After a senior Taliban leader called India’s role in Afghanistan as “negative”, the Afghan government responds by shunning the remarks and saying that India has “been cooperating in development” of the country.
Abbas Stanikzai, #Taliban Chief Negotiator in a new interview today:
— Hashim Wahdatyar (@HashimWahdatyar) May 16, 2020
Soon after Sher Muhammad Abbas Stanikzai, Taliban’s senior leader was quoted in an interview as calling India’s role in the region being ‘negative’, the Afghan government’s spokesperson for Ministry of Foreign Affairs, Gran Hewad has responded to the comments.
“India one of the biggest donor countries and has helped Afghanistan in development and reconstruction areas, we appreciate their cooperation. We expect India and other neighbouring counties [will] play a significant role in [the] Afghan peace process,” told the Afghan spokesperson at the US-backed Radio Azadi.
The Taliban chief negotiator had said in an interview with Hashim Wahdatyar, a former director at Institute of Current World Affairs that “India has always played a negative role in Afghanistan. India supported traitors in the country.”
AshrafGani & Abdullah have joined hands in power sharing
— LT GENERAL GURMIT SINGH (Retd) (@LtGenGurmit) May 19, 2020
Stanikzai who was once trained at India’s premier IMA Dehradun in the 1970s is currently serving as the head of its political office in Qatar. In the controversial interview, the Taliban leader also mentioned that India backs “those who are corrupt and have been put in power by foreigners and not elected by the Afghan people.”
Since 2002, India has been donating about $3 billion and has been one of the biggest regional donors to the war-torn country. Apart from building the new Afghan parliament, India has also provided assistance in building major hydroelectric projects like the Salma Dam and has also developed over 2,500 miles of roads and provided thousands of educational scholarships. Yet India has no military presence in Afghanistan.
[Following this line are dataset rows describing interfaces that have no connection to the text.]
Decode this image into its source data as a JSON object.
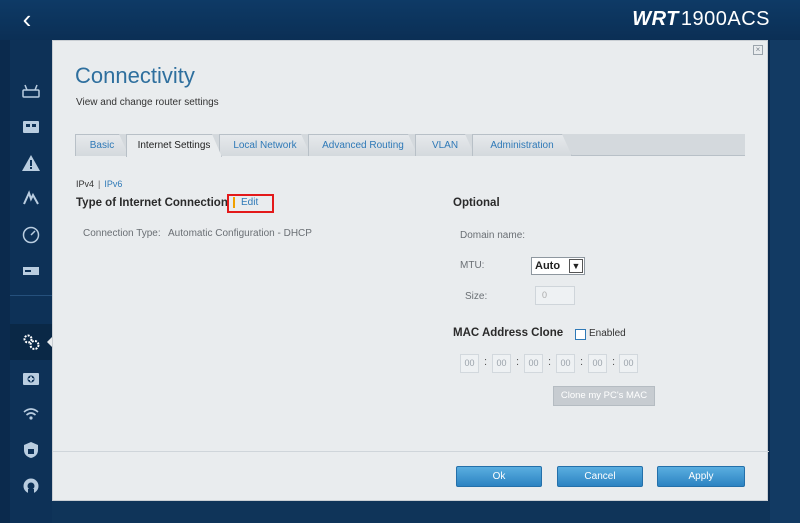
{
  "header": {
    "back_label": "‹",
    "brand_prefix": "WRT",
    "brand_model": "1900ACS"
  },
  "modal": {
    "title": "Connectivity",
    "subtitle": "View and change router settings",
    "close_label": "×"
  },
  "tabs": [
    {
      "label": "Basic"
    },
    {
      "label": "Internet Settings"
    },
    {
      "label": "Local Network"
    },
    {
      "label": "Advanced Routing"
    },
    {
      "label": "VLAN"
    },
    {
      "label": "Administration"
    }
  ],
  "ip_version": {
    "ipv4": "IPv4",
    "separator": "|",
    "ipv6": "IPv6"
  },
  "internet_connection": {
    "title": "Type of Internet Connection",
    "edit_label": "Edit",
    "connection_type_label": "Connection Type:",
    "connection_type_value": "Automatic Configuration - DHCP"
  },
  "optional": {
    "title": "Optional",
    "domain_name_label": "Domain name:",
    "mtu_label": "MTU:",
    "mtu_value": "Auto",
    "size_label": "Size:",
    "size_value": "0"
  },
  "mac_clone": {
    "title": "MAC Address Clone",
    "enabled_label": "Enabled",
    "octets": [
      "00",
      "00",
      "00",
      "00",
      "00",
      "00"
    ],
    "clone_button_label": "Clone my PC's MAC"
  },
  "footer": {
    "ok_label": "Ok",
    "cancel_label": "Cancel",
    "apply_label": "Apply"
  }
}
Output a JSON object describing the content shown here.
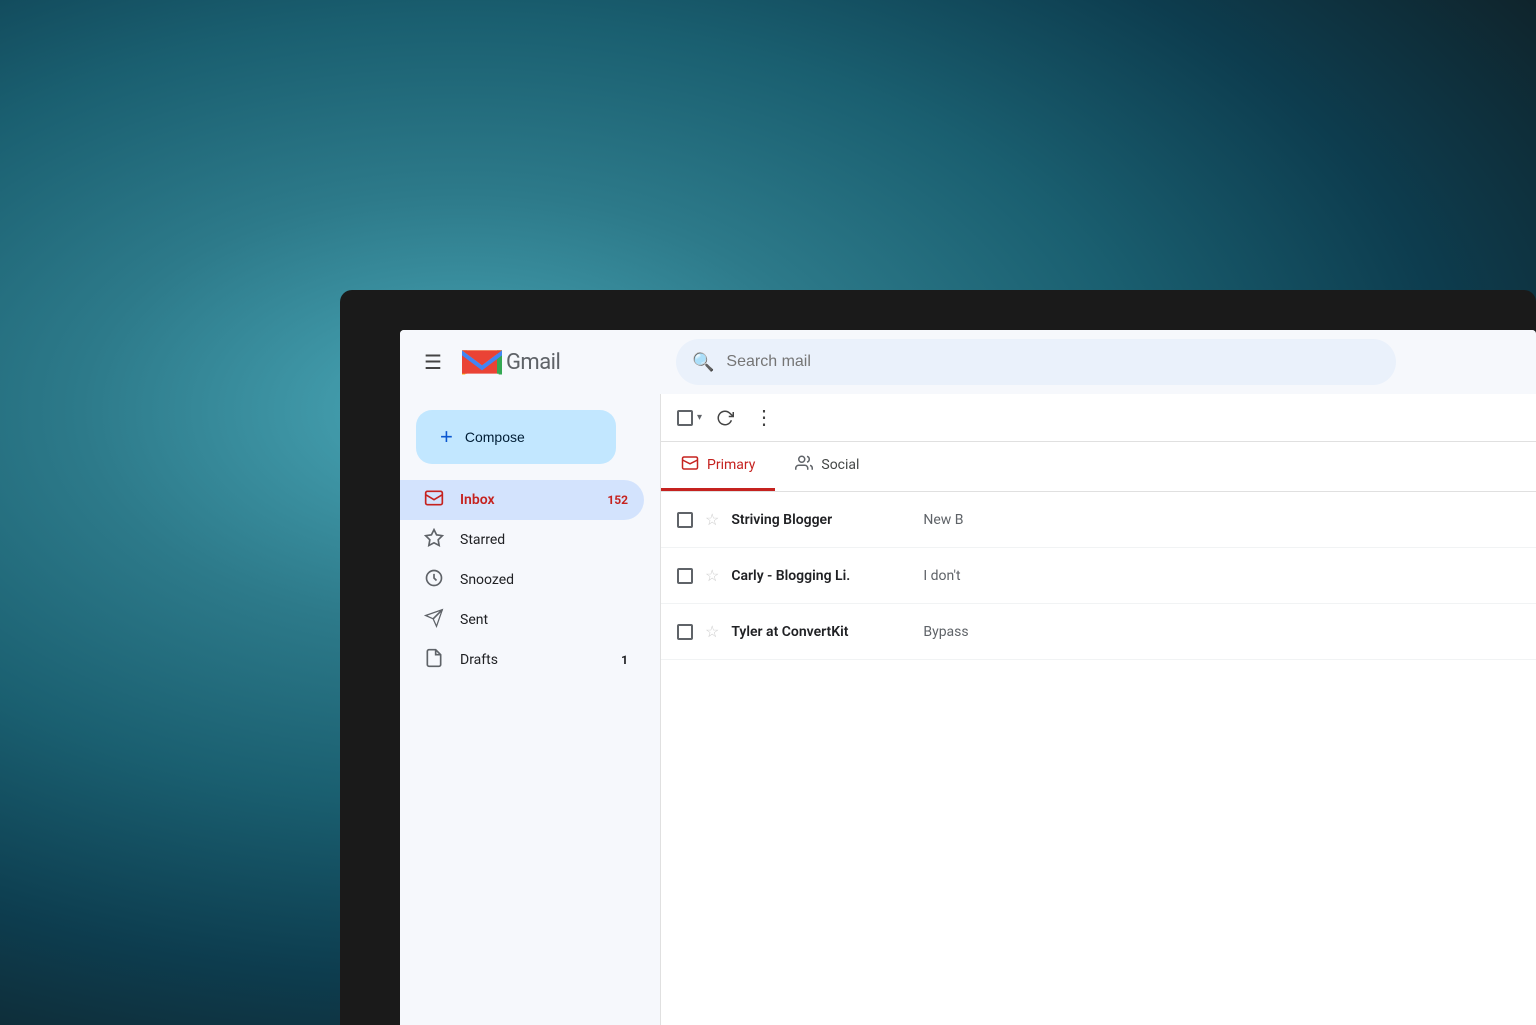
{
  "background": {
    "color_start": "#4aa8b8",
    "color_end": "#0d3d4f"
  },
  "header": {
    "hamburger_label": "☰",
    "gmail_text": "Gmail",
    "search_placeholder": "Search mail"
  },
  "sidebar": {
    "compose_label": "Compose",
    "compose_plus": "+",
    "items": [
      {
        "id": "inbox",
        "label": "Inbox",
        "icon": "☐",
        "count": "152",
        "active": true
      },
      {
        "id": "starred",
        "label": "Starred",
        "icon": "★",
        "count": "",
        "active": false
      },
      {
        "id": "snoozed",
        "label": "Snoozed",
        "icon": "🕐",
        "count": "",
        "active": false
      },
      {
        "id": "sent",
        "label": "Sent",
        "icon": "➤",
        "count": "",
        "active": false
      },
      {
        "id": "drafts",
        "label": "Drafts",
        "icon": "📄",
        "count": "1",
        "active": false
      }
    ]
  },
  "toolbar": {
    "more_label": "⋮",
    "refresh_label": "↻"
  },
  "tabs": [
    {
      "id": "primary",
      "label": "Primary",
      "icon": "🗂",
      "active": true
    },
    {
      "id": "social",
      "label": "Social",
      "icon": "👥",
      "active": false
    }
  ],
  "emails": [
    {
      "sender": "Striving Blogger",
      "preview": "New B",
      "date": "",
      "unread": true
    },
    {
      "sender": "Carly - Blogging Li.",
      "preview": "I don't",
      "date": "",
      "unread": true
    },
    {
      "sender": "Tyler at ConvertKit",
      "preview": "Bypass",
      "date": "",
      "unread": true
    }
  ],
  "colors": {
    "primary_tab_accent": "#c5221f",
    "inbox_active": "#c5221f",
    "compose_bg": "#c2e7ff",
    "search_bg": "#eaf1fb"
  }
}
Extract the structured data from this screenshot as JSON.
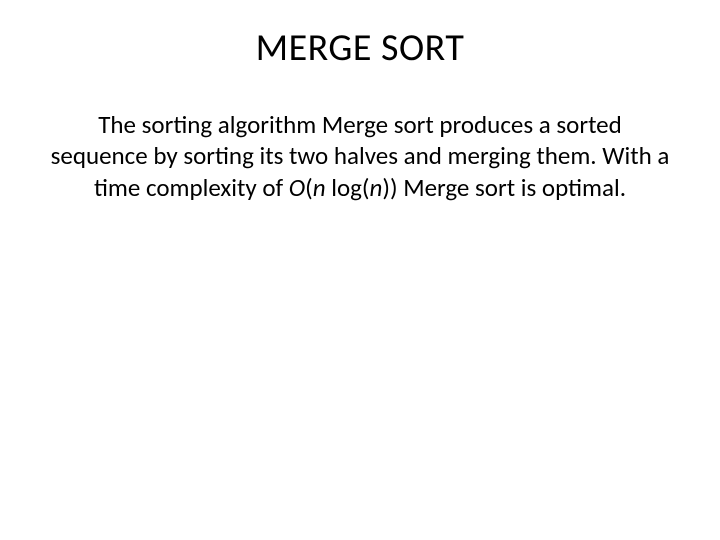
{
  "slide": {
    "title": "MERGE SORT",
    "text_part1": "The sorting algorithm Merge sort produces a sorted sequence by sorting its two halves and merging them. With a time complexity of ",
    "text_italic1": "O",
    "text_part2": "(",
    "text_italic2": "n",
    "text_part3": " log(",
    "text_italic3": "n",
    "text_part4": ")) Merge sort is optimal."
  }
}
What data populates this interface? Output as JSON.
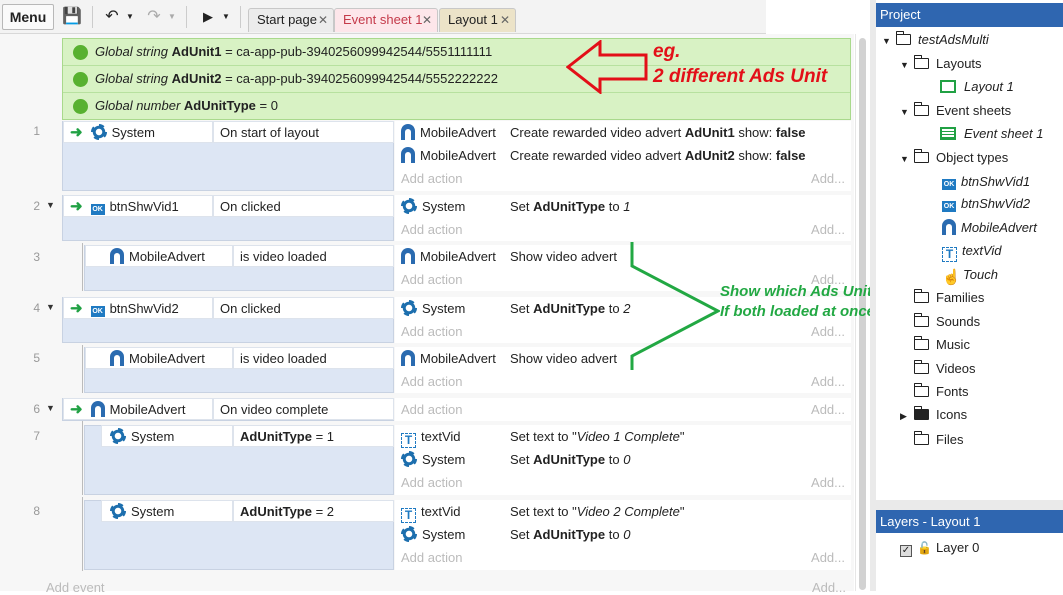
{
  "toolbar": {
    "menu": "Menu",
    "tabs": [
      "Start page",
      "Event sheet 1",
      "Layout 1"
    ]
  },
  "globals": [
    {
      "kind": "Global string",
      "name": "AdUnit1",
      "value": "= ca-app-pub-3940256099942544/5551111111"
    },
    {
      "kind": "Global string",
      "name": "AdUnit2",
      "value": "= ca-app-pub-3940256099942544/5552222222"
    },
    {
      "kind": "Global number",
      "name": "AdUnitType",
      "value": "= 0"
    }
  ],
  "events": {
    "e1": {
      "num": "1",
      "obj": "System",
      "cond": "On start of layout",
      "a1o": "MobileAdvert",
      "a1": "Create rewarded video advert ",
      "a1b": "AdUnit1",
      "a1c": " show: ",
      "a1d": "false",
      "a2o": "MobileAdvert",
      "a2": "Create rewarded video advert ",
      "a2b": "AdUnit2",
      "a2c": " show: ",
      "a2d": "false"
    },
    "e2": {
      "num": "2",
      "obj": "btnShwVid1",
      "cond": "On clicked",
      "ao": "System",
      "a": "Set ",
      "ab": "AdUnitType",
      "ac": " to ",
      "ad": "1"
    },
    "e3": {
      "num": "3",
      "obj": "MobileAdvert",
      "cond": "is video loaded",
      "ao": "MobileAdvert",
      "a": "Show video advert"
    },
    "e4": {
      "num": "4",
      "obj": "btnShwVid2",
      "cond": "On clicked",
      "ao": "System",
      "a": "Set ",
      "ab": "AdUnitType",
      "ac": " to ",
      "ad": "2"
    },
    "e5": {
      "num": "5",
      "obj": "MobileAdvert",
      "cond": "is video loaded",
      "ao": "MobileAdvert",
      "a": "Show video advert"
    },
    "e6": {
      "num": "6",
      "obj": "MobileAdvert",
      "cond": "On video complete"
    },
    "e7": {
      "num": "7",
      "obj": "System",
      "condb": "AdUnitType",
      "condc": " = 1",
      "a1o": "textVid",
      "a1": "Set text to \"",
      "a1i": "Video 1 Complete",
      "a1e": "\"",
      "a2o": "System",
      "a2": "Set ",
      "a2b": "AdUnitType",
      "a2c": " to ",
      "a2d": "0"
    },
    "e8": {
      "num": "8",
      "obj": "System",
      "condb": "AdUnitType",
      "condc": " = 2",
      "a1o": "textVid",
      "a1": "Set text to \"",
      "a1i": "Video 2 Complete",
      "a1e": "\"",
      "a2o": "System",
      "a2": "Set ",
      "a2b": "AdUnitType",
      "a2c": " to ",
      "a2d": "0"
    }
  },
  "add_action": "Add action",
  "add_dots": "Add...",
  "add_event": "Add event",
  "annotations": {
    "red1": "eg.",
    "red2": "2 different Ads Unit",
    "green1": "Show which Ads Unit",
    "green2": "If both loaded at once"
  },
  "project": {
    "header": "Project",
    "root": "testAdsMulti",
    "layouts": "Layouts",
    "layout1": "Layout 1",
    "eventsheets": "Event sheets",
    "eventsheet1": "Event sheet 1",
    "objecttypes": "Object types",
    "objects": [
      "btnShwVid1",
      "btnShwVid2",
      "MobileAdvert",
      "textVid",
      "Touch"
    ],
    "families": "Families",
    "sounds": "Sounds",
    "music": "Music",
    "videos": "Videos",
    "fonts": "Fonts",
    "icons": "Icons",
    "files": "Files"
  },
  "layers": {
    "header": "Layers - Layout 1",
    "layer0": "Layer 0"
  },
  "colors": {
    "accent": "#2f66b0",
    "globals_bg": "#d8f2c4",
    "annotation_red": "#e30f18",
    "annotation_green": "#22a843"
  }
}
The Pakistan Connection
While the Indian government has neither responded nor asked for an explanation on Taliban leader’s remarks, Pakistan’s government’s Federal Minister for Science and Technology, Fawad Chaudhry tweeted that “Indian involvement in Afghanistan is a serious threat to peace in Afghanistan, Mr Doval is habitual to pock nose in issues where otherwise India must stay out, Afghanistan is not Your business stay out of it n let peace be the destiny of people of Afghanistan.”
Indian involvement in #Afghanistan is a serious threat to #PeaceinAfghanistan , Mr Doval is habitual to pock nose in issues where otherwise India must stay out, Afghanistan is not Your business stay out of it n let peace be the destiny of prople of Afghanistan. https://t.co/idqNSLR6cc
— Ch Fawad Hussain (@fawadchaudhry) May 17, 2020
On the other hand, Sayed Khalid Sadat, a political analyst from Nangarhar in Afghanistan told Radio Azadi that “The other thing is that India and Pakistan are having historical enmity and Pakistan is playing a proxy role in Afghanistan, and Taliban are being accused of playing Pakistan’s proxy role in Afghanistan and are backed by Pakistan. I believe Taliban [are making] these assertions on Pakistan’s demand.”
Dr Barnett Richard Rubin, a political scientist and a leading expert on Afghanistan and South Asia told an Iranian newspaper in 2018 that “the main external support for the Taliban comes from Pakistan as it always has because of Pakistan’s concern about India’s presence in Afghanistan, Afghanistan’s claims on Pakistani territory, and its fear that the US troops in Afghanistan might seize Pakistan’s nuclear weapons.”
He continues that “Pakistan allows the Taliban to raise money, equip themselves, and travel freely, including across the border and does not arrest or harass them unless they threaten Pakistani interests by acting independently.
To escape pressure from Pakistan, the Taliban established their office in Qatar.” The office that’s been referred by Dr Rubin is Doha, the capital city of Qatar is the same office that is headed by Stanikzai.
Mohammad Taqi, a Pakistani-American columnist says that “The outdated Pakistani military concern that India seeks to cultivate a relationship with Afghanistan so that it can militarily trap Pakistan in the so-called nutcracker manoeuvre is belied by the three countries’ history.”